• _Exercise objective_
Where the word "login" occurs in a line of the data, return the whole line.

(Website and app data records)
BEGIN

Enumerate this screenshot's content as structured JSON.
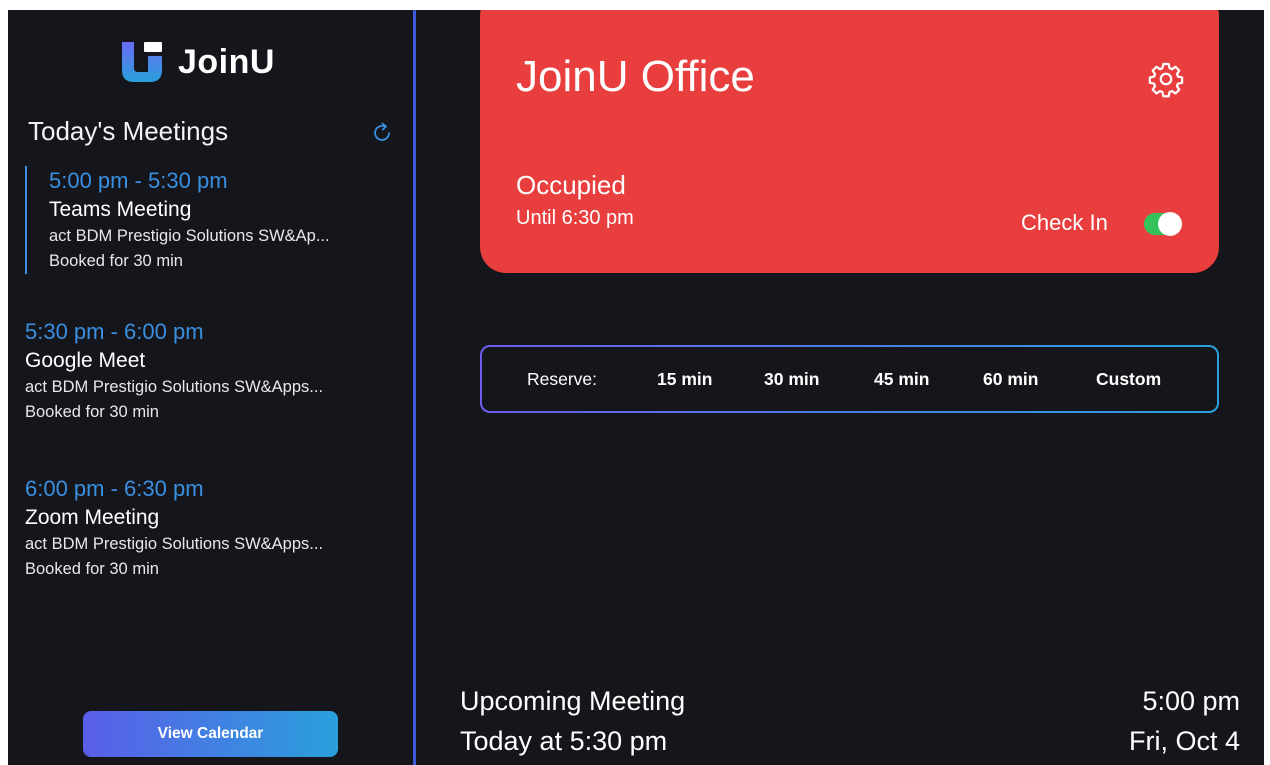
{
  "app": {
    "name": "JoinU"
  },
  "sidebar": {
    "title": "Today's Meetings",
    "meetings": [
      {
        "time": "5:00 pm - 5:30 pm",
        "title": "Teams Meeting",
        "organizer": "act BDM Prestigio Solutions SW&Ap...",
        "duration": "Booked for 30 min"
      },
      {
        "time": "5:30 pm - 6:00 pm",
        "title": "Google Meet",
        "organizer": "act BDM Prestigio Solutions SW&Apps...",
        "duration": "Booked for 30 min"
      },
      {
        "time": "6:00 pm - 6:30 pm",
        "title": "Zoom Meeting",
        "organizer": "act BDM Prestigio Solutions SW&Apps...",
        "duration": "Booked for 30 min"
      }
    ],
    "view_calendar_label": "View Calendar"
  },
  "room": {
    "name": "JoinU Office",
    "status": "Occupied",
    "until": "Until 6:30 pm",
    "checkin_label": "Check In"
  },
  "reserve": {
    "label": "Reserve:",
    "options": [
      "15 min",
      "30 min",
      "45 min",
      "60 min",
      "Custom"
    ]
  },
  "footer": {
    "upcoming_title": "Upcoming Meeting",
    "upcoming_time": "Today at 5:30 pm",
    "current_time": "5:00 pm",
    "current_date": "Fri, Oct 4"
  },
  "colors": {
    "background": "#15161b",
    "accent_blue": "#3a8fe0",
    "status_red": "#e83e3e",
    "toggle_green": "#35c25a"
  },
  "icons": [
    "joinu-logo-icon",
    "refresh-icon",
    "gear-icon"
  ]
}
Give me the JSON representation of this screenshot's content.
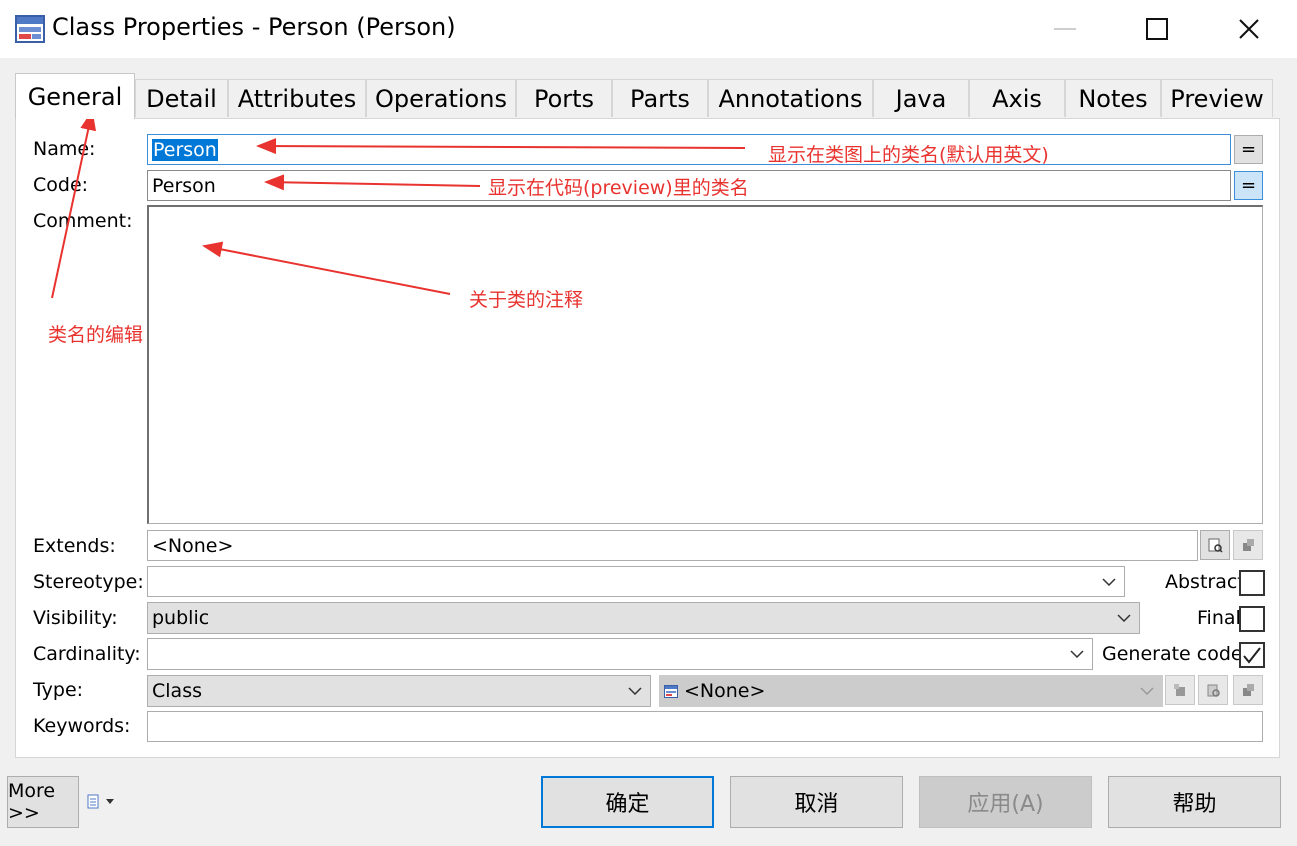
{
  "window": {
    "title": "Class Properties - Person (Person)",
    "controls": [
      "minimize",
      "maximize",
      "close"
    ]
  },
  "tabs": [
    {
      "label": "General",
      "active": true
    },
    {
      "label": "Detail"
    },
    {
      "label": "Attributes"
    },
    {
      "label": "Operations"
    },
    {
      "label": "Ports"
    },
    {
      "label": "Parts"
    },
    {
      "label": "Annotations"
    },
    {
      "label": "Java"
    },
    {
      "label": "Axis"
    },
    {
      "label": "Notes"
    },
    {
      "label": "Preview"
    }
  ],
  "form": {
    "name": {
      "label": "Name:",
      "value": "Person",
      "button": "="
    },
    "code": {
      "label": "Code:",
      "value": "Person",
      "button": "="
    },
    "comment": {
      "label": "Comment:",
      "value": ""
    },
    "extends": {
      "label": "Extends:",
      "value": "<None>"
    },
    "stereotype": {
      "label": "Stereotype:",
      "value": ""
    },
    "visibility": {
      "label": "Visibility:",
      "value": "public"
    },
    "cardinality": {
      "label": "Cardinality:",
      "value": ""
    },
    "type": {
      "label": "Type:",
      "value": "Class",
      "classifier_value": "<None>"
    },
    "keywords": {
      "label": "Keywords:",
      "value": ""
    },
    "abstract": {
      "label": "Abstract",
      "checked": false
    },
    "final": {
      "label": "Final",
      "checked": false
    },
    "generate_code": {
      "label": "Generate code",
      "checked": true
    }
  },
  "annotations": {
    "name_note": "显示在类图上的类名(默认用英文)",
    "code_note": "显示在代码(preview)里的类名",
    "comment_note": "关于类的注释",
    "tab_note": "类名的编辑",
    "color": "#e8332f"
  },
  "footer": {
    "more": "More >>",
    "ok": "确定",
    "cancel": "取消",
    "apply": "应用(A)",
    "help": "帮助"
  },
  "colors": {
    "selection": "#0078d7",
    "focus_border": "#3c8fd8",
    "annotation": "#e8332f"
  }
}
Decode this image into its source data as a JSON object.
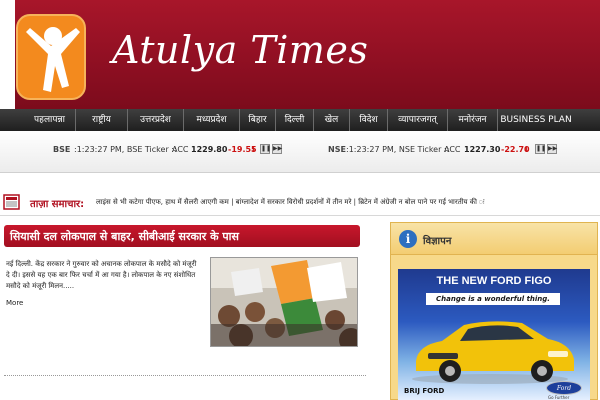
{
  "brand": {
    "title": "Atulya Times",
    "logo_icon": "person-jumping-icon",
    "logo_color": "#f38a1e",
    "band_color": "#8e0f22"
  },
  "nav": {
    "items": [
      {
        "label": "पहलापन्ना"
      },
      {
        "label": "राष्ट्रीय"
      },
      {
        "label": "उत्तरप्रदेश"
      },
      {
        "label": "मध्यप्रदेश"
      },
      {
        "label": "बिहार"
      },
      {
        "label": "दिल्ली"
      },
      {
        "label": "खेल"
      },
      {
        "label": "विदेश"
      },
      {
        "label": "व्यापारजगत्"
      },
      {
        "label": "मनोरंजन"
      },
      {
        "label": "BUSINESS PLAN"
      }
    ]
  },
  "ticker": {
    "bse": {
      "label": "BSE",
      "time": ":1:23:27 PM, BSE Ticker ::",
      "symbol": "ACC",
      "price": "1229.80",
      "change": "-19.55"
    },
    "nse": {
      "label": "NSE",
      "time": ":1:23:27 PM, NSE Ticker ::",
      "symbol": "ACC",
      "price": "1227.30",
      "change": "-22.70"
    },
    "down_color": "#cc1111"
  },
  "breaking": {
    "label": "ताज़ा समाचार:",
    "text": "लाइंस से भी कटेगा पीएफ, हाथ में सैलरी आएगी कम  |  बांग्लादेश में सरकार विरोधी प्रदर्शनों में तीन मरे  |  ब्रिटेन में अंग्रेजी न बोल पाने पर गई भारतीय की ः"
  },
  "story": {
    "title": "सियासी दल लोकपाल से बाहर, सीबीआई सरकार के पास",
    "body": "नई दिल्ली. केंद्र सरकार ने गुरुवार को अचानक लोकपाल के मसौदे को मंजूरी दे दी। इससे यह एक बार फिर चर्चा में आ गया है। लोकपाल के नए संशोधित मसौदे को मंजूरी मिलन.....",
    "more": "More"
  },
  "ad": {
    "title": "विज्ञापन",
    "headline": "THE NEW FORD FIGO",
    "tagline": "Change is a wonderful thing.",
    "dealer": "BRIJ FORD",
    "brand": "Ford",
    "brand_tag": "Go Further"
  }
}
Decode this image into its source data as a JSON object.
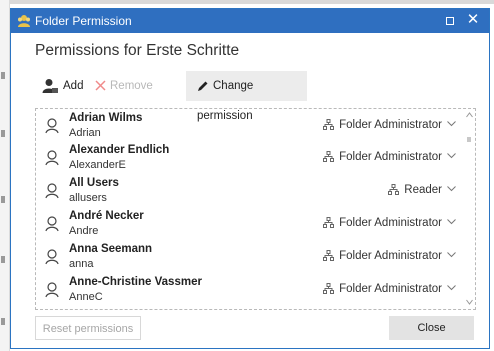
{
  "window": {
    "title": "Folder Permission",
    "close_glyph": "✕",
    "accent_color": "#2f6fc0"
  },
  "heading": "Permissions for Erste Schritte",
  "toolbar": {
    "add_label": "Add",
    "remove_label": "Remove",
    "change_label": "Change permission"
  },
  "list": {
    "rows": [
      {
        "name": "Adrian Wilms",
        "login": "Adrian",
        "permission": "Folder Administrator"
      },
      {
        "name": "Alexander Endlich",
        "login": "AlexanderE",
        "permission": "Folder Administrator"
      },
      {
        "name": "All Users",
        "login": "allusers",
        "permission": "Reader"
      },
      {
        "name": "André Necker",
        "login": "Andre",
        "permission": "Folder Administrator"
      },
      {
        "name": "Anna Seemann",
        "login": "anna",
        "permission": "Folder Administrator"
      },
      {
        "name": "Anne-Christine Vassmer",
        "login": "AnneC",
        "permission": "Folder Administrator"
      }
    ]
  },
  "footer": {
    "reset_label": "Reset permissions",
    "close_label": "Close"
  },
  "icons": {
    "app": "folder-users-icon",
    "user": "user-outline-icon",
    "permission": "org-chart-icon",
    "dropdown": "chevron-down-icon"
  }
}
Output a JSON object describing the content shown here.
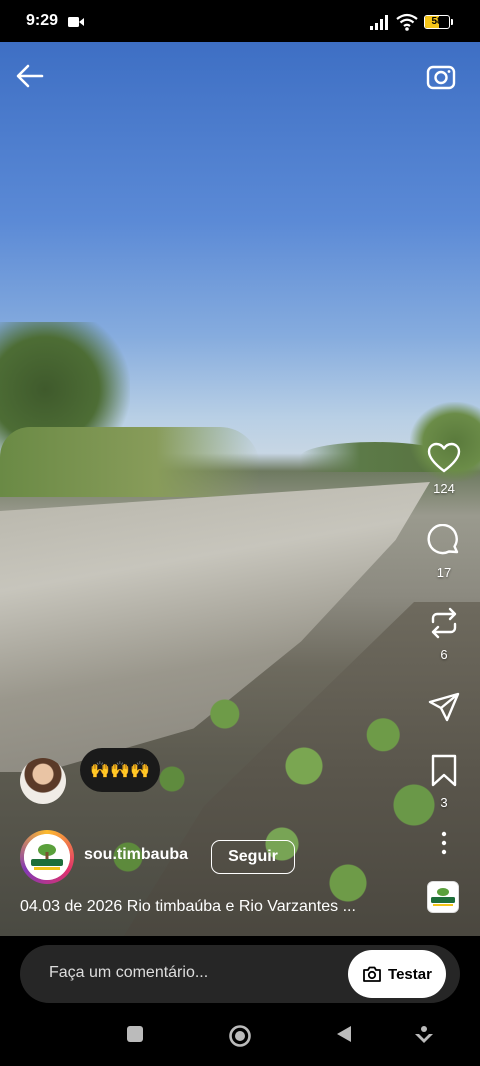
{
  "status_bar": {
    "time": "9:29",
    "battery": "58",
    "battery_level": 0.58
  },
  "reel": {
    "likes": "124",
    "comments": "17",
    "reposts": "6",
    "saves": "3",
    "featured_comment": "🙌🙌🙌",
    "author": "sou.timbauba",
    "follow_label": "Seguir",
    "caption": "04.03 de 2026 Rio timbaúba e Rio Varzantes ..."
  },
  "comment_bar": {
    "placeholder": "Faça um comentário...",
    "try_label": "Testar"
  },
  "icons": {
    "back": "back-arrow-icon",
    "camera": "camera-icon",
    "like": "heart-icon",
    "comment": "comment-icon",
    "repost": "repost-icon",
    "share": "send-icon",
    "save": "bookmark-icon",
    "more": "more-vertical-icon"
  }
}
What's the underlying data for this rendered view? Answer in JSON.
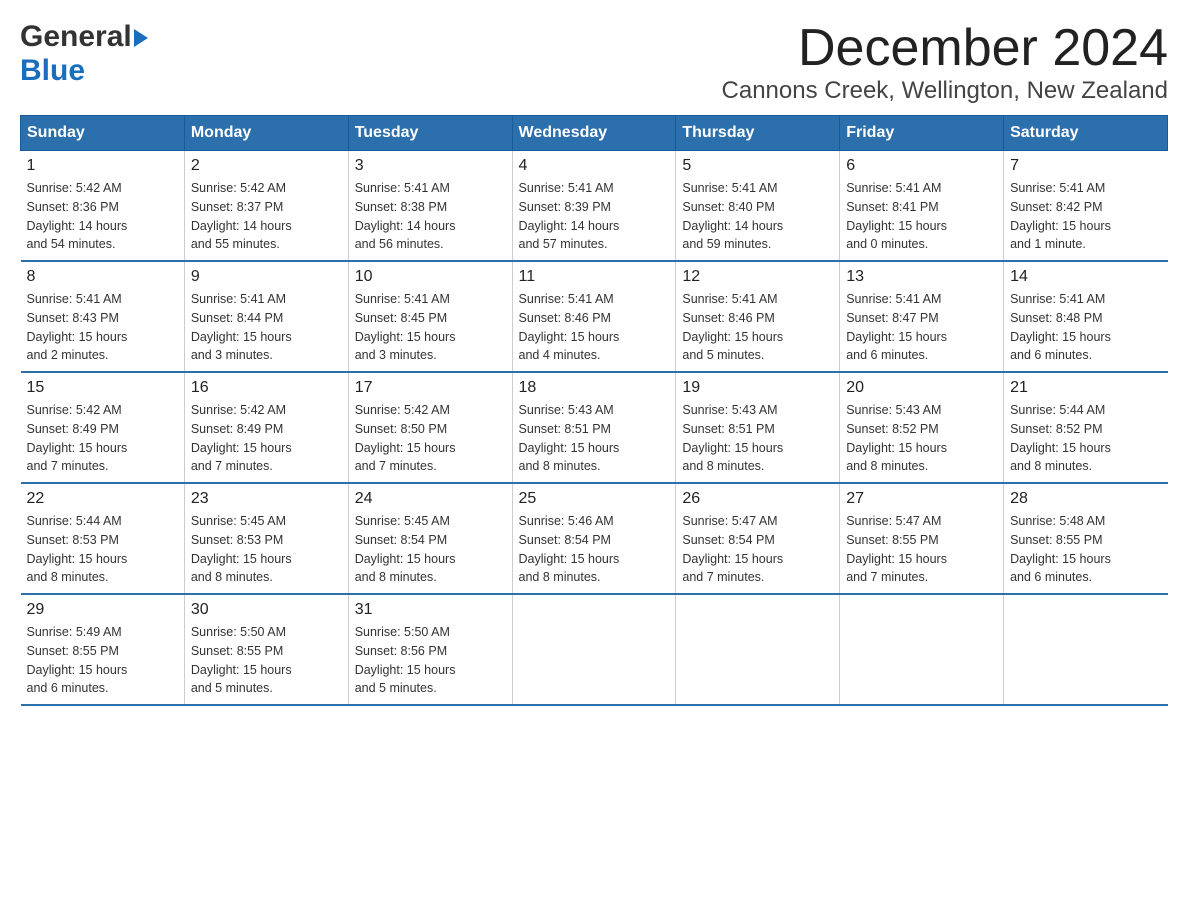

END

• _Your response_
        "login": "Adrian",
        "login": "AlexanderE",
        "login": "allusers",
        "login": "Andre",
        "login": "anna",
        "login": "AnneC",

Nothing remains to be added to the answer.